START RECORDS
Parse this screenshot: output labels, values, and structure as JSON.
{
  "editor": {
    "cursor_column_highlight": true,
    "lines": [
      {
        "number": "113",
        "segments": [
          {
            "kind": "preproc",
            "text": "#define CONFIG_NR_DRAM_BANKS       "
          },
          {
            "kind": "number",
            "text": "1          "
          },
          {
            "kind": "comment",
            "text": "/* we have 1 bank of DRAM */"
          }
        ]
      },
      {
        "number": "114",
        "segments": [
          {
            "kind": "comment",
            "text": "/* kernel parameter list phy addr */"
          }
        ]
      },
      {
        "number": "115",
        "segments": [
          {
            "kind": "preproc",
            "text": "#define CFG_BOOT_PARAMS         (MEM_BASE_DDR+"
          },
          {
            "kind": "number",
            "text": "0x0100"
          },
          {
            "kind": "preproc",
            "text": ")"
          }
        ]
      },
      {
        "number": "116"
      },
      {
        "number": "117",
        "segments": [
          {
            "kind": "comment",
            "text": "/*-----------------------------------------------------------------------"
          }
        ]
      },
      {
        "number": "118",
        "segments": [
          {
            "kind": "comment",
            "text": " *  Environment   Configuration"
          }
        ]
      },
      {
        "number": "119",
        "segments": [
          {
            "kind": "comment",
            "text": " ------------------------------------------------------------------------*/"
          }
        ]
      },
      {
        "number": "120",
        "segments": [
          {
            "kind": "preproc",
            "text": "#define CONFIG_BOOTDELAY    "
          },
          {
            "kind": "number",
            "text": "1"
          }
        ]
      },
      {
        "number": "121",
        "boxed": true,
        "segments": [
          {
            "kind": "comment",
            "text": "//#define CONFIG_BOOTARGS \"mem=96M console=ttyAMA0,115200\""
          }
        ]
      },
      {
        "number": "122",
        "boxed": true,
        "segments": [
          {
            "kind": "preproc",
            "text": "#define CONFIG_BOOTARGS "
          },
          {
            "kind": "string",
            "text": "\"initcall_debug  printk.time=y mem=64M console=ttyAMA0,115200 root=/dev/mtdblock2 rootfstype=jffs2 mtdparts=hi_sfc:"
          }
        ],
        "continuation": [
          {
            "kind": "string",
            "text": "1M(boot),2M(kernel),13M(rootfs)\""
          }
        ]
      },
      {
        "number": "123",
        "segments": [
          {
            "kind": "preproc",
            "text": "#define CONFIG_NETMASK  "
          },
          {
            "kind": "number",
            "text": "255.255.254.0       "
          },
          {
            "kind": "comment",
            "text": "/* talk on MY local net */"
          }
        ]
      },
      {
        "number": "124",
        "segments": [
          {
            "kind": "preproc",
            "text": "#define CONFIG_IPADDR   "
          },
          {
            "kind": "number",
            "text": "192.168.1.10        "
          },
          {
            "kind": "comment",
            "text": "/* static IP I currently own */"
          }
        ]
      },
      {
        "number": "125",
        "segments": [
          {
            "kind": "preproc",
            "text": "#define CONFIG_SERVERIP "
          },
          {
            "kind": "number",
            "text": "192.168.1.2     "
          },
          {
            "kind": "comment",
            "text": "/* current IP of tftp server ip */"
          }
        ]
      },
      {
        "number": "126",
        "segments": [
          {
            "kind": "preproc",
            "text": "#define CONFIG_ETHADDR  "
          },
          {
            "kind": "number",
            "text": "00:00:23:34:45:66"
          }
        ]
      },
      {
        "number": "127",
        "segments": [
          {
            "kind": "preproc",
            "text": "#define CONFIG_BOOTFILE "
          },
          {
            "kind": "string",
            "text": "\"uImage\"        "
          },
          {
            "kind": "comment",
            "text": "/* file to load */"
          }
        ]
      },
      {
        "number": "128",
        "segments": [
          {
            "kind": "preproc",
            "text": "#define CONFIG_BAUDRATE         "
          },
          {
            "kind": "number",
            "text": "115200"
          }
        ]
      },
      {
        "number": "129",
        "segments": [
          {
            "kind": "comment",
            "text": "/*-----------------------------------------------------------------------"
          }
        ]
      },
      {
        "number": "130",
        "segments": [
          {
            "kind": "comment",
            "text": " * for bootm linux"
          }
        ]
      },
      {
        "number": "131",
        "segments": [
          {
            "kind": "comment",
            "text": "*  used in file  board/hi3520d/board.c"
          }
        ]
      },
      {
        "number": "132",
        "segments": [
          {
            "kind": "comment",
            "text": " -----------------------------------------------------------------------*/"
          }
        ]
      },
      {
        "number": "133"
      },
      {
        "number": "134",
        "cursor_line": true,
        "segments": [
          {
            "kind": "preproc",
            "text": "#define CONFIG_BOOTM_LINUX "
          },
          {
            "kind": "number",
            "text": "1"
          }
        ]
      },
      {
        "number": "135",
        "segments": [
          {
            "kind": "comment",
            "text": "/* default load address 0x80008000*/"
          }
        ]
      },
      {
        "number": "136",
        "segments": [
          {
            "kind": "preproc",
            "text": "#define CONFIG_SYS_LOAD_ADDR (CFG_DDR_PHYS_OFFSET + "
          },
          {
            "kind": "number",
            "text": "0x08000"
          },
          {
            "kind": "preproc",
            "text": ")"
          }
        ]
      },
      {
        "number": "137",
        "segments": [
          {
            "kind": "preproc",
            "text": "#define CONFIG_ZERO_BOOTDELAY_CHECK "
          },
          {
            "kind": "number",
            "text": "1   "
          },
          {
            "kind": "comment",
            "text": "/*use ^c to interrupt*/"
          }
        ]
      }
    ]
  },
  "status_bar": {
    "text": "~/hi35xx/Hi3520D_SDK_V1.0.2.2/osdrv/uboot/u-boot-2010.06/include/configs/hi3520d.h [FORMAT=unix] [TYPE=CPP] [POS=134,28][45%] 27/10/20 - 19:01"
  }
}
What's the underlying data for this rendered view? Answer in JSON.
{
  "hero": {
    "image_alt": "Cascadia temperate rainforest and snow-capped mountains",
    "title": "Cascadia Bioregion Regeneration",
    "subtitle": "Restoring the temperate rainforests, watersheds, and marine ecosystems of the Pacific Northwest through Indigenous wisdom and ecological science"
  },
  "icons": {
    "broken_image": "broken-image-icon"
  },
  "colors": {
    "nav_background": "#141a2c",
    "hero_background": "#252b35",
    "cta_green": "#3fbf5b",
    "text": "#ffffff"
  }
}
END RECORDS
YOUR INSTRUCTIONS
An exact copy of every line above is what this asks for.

YOUR SOLUTION
Parse this screenshot: output labels, values, and structure as JSON.
{
  "editor": {
    "cursor_column_highlight": true,
    "lines": [
      {
        "number": "113",
        "segments": [
          {
            "kind": "preproc",
            "text": "#define CONFIG_NR_DRAM_BANKS       "
          },
          {
            "kind": "number",
            "text": "1          "
          },
          {
            "kind": "comment",
            "text": "/* we have 1 bank of DRAM */"
          }
        ]
      },
      {
        "number": "114",
        "segments": [
          {
            "kind": "comment",
            "text": "/* kernel parameter list phy addr */"
          }
        ]
      },
      {
        "number": "115",
        "segments": [
          {
            "kind": "preproc",
            "text": "#define CFG_BOOT_PARAMS         (MEM_BASE_DDR+"
          },
          {
            "kind": "number",
            "text": "0x0100"
          },
          {
            "kind": "preproc",
            "text": ")"
          }
        ]
      },
      {
        "number": "116"
      },
      {
        "number": "117",
        "segments": [
          {
            "kind": "comment",
            "text": "/*-----------------------------------------------------------------------"
          }
        ]
      },
      {
        "number": "118",
        "segments": [
          {
            "kind": "comment",
            "text": " *  Environment   Configuration"
          }
        ]
      },
      {
        "number": "119",
        "segments": [
          {
            "kind": "comment",
            "text": " ------------------------------------------------------------------------*/"
          }
        ]
      },
      {
        "number": "120",
        "segments": [
          {
            "kind": "preproc",
            "text": "#define CONFIG_BOOTDELAY    "
          },
          {
            "kind": "number",
            "text": "1"
          }
        ]
      },
      {
        "number": "121",
        "boxed": true,
        "segments": [
          {
            "kind": "comment",
            "text": "//#define CONFIG_BOOTARGS \"mem=96M console=ttyAMA0,115200\""
          }
        ]
      },
      {
        "number": "122",
        "boxed": true,
        "segments": [
          {
            "kind": "preproc",
            "text": "#define CONFIG_BOOTARGS "
          },
          {
            "kind": "string",
            "text": "\"initcall_debug  printk.time=y mem=64M console=ttyAMA0,115200 root=/dev/mtdblock2 rootfstype=jffs2 mtdparts=hi_sfc:"
          }
        ],
        "continuation": [
          {
            "kind": "string",
            "text": "1M(boot),2M(kernel),13M(rootfs)\""
          }
        ]
      },
      {
        "number": "123",
        "segments": [
          {
            "kind": "preproc",
            "text": "#define CONFIG_NETMASK  "
          },
          {
            "kind": "number",
            "text": "255.255.254.0       "
          },
          {
            "kind": "comment",
            "text": "/* talk on MY local net */"
          }
        ]
      },
      {
        "number": "124",
        "segments": [
          {
            "kind": "preproc",
            "text": "#define CONFIG_IPADDR   "
          },
          {
            "kind": "number",
            "text": "192.168.1.10        "
          },
          {
            "kind": "comment",
            "text": "/* static IP I currently own */"
          }
        ]
      },
      {
        "number": "125",
        "segments": [
          {
            "kind": "preproc",
            "text": "#define CONFIG_SERVERIP "
          },
          {
            "kind": "number",
            "text": "192.168.1.2     "
          },
          {
            "kind": "comment",
            "text": "/* current IP of tftp server ip */"
          }
        ]
      },
      {
        "number": "126",
        "segments": [
          {
            "kind": "preproc",
            "text": "#define CONFIG_ETHADDR  "
          },
          {
            "kind": "number",
            "text": "00:00:23:34:45:66"
          }
        ]
      },
      {
        "number": "127",
        "segments": [
          {
            "kind": "preproc",
            "text": "#define CONFIG_BOOTFILE "
          },
          {
            "kind": "string",
            "text": "\"uImage\"        "
          },
          {
            "kind": "comment",
            "text": "/* file to load */"
          }
        ]
      },
      {
        "number": "128",
        "segments": [
          {
            "kind": "preproc",
            "text": "#define CONFIG_BAUDRATE         "
          },
          {
            "kind": "number",
            "text": "115200"
          }
        ]
      },
      {
        "number": "129",
        "segments": [
          {
            "kind": "comment",
            "text": "/*-----------------------------------------------------------------------"
          }
        ]
      },
      {
        "number": "130",
        "segments": [
          {
            "kind": "comment",
            "text": " * for bootm linux"
          }
        ]
      },
      {
        "number": "131",
        "segments": [
          {
            "kind": "comment",
            "text": "*  used in file  board/hi3520d/board.c"
          }
        ]
      },
      {
        "number": "132",
        "segments": [
          {
            "kind": "comment",
            "text": " -----------------------------------------------------------------------*/"
          }
        ]
      },
      {
        "number": "133"
      },
      {
        "number": "134",
        "cursor_line": true,
        "segments": [
          {
            "kind": "preproc",
            "text": "#define CONFIG_BOOTM_LINUX "
          },
          {
            "kind": "number",
            "text": "1"
          }
        ]
      },
      {
        "number": "135",
        "segments": [
          {
            "kind": "comment",
            "text": "/* default load address 0x80008000*/"
          }
        ]
      },
      {
        "number": "136",
        "segments": [
          {
            "kind": "preproc",
            "text": "#define CONFIG_SYS_LOAD_ADDR (CFG_DDR_PHYS_OFFSET + "
          },
          {
            "kind": "number",
            "text": "0x08000"
          },
          {
            "kind": "preproc",
            "text": ")"
          }
        ]
      },
      {
        "number": "137",
        "segments": [
          {
            "kind": "preproc",
            "text": "#define CONFIG_ZERO_BOOTDELAY_CHECK "
          },
          {
            "kind": "number",
            "text": "1   "
          },
          {
            "kind": "comment",
            "text": "/*use ^c to interrupt*/"
          }
        ]
      }
    ]
  },
  "status_bar": {
    "text": "~/hi35xx/Hi3520D_SDK_V1.0.2.2/osdrv/uboot/u-boot-2010.06/include/configs/hi3520d.h [FORMAT=unix] [TYPE=CPP] [POS=134,28][45%] 27/10/20 - 19:01"
  }
}
What's the underlying data for this rendered view? Answer in JSON.
{
  "hero": {
    "image_alt": "Cascadia temperate rainforest and snow-capped mountains",
    "title": "Cascadia Bioregion Regeneration",
    "subtitle": "Restoring the temperate rainforests, watersheds, and marine ecosystems of the Pacific Northwest through Indigenous wisdom and ecological science"
  },
  "icons": {
    "broken_image": "broken-image-icon"
  },
  "colors": {
    "nav_background": "#141a2c",
    "hero_background": "#252b35",
    "cta_green": "#3fbf5b",
    "text": "#ffffff"
  }
}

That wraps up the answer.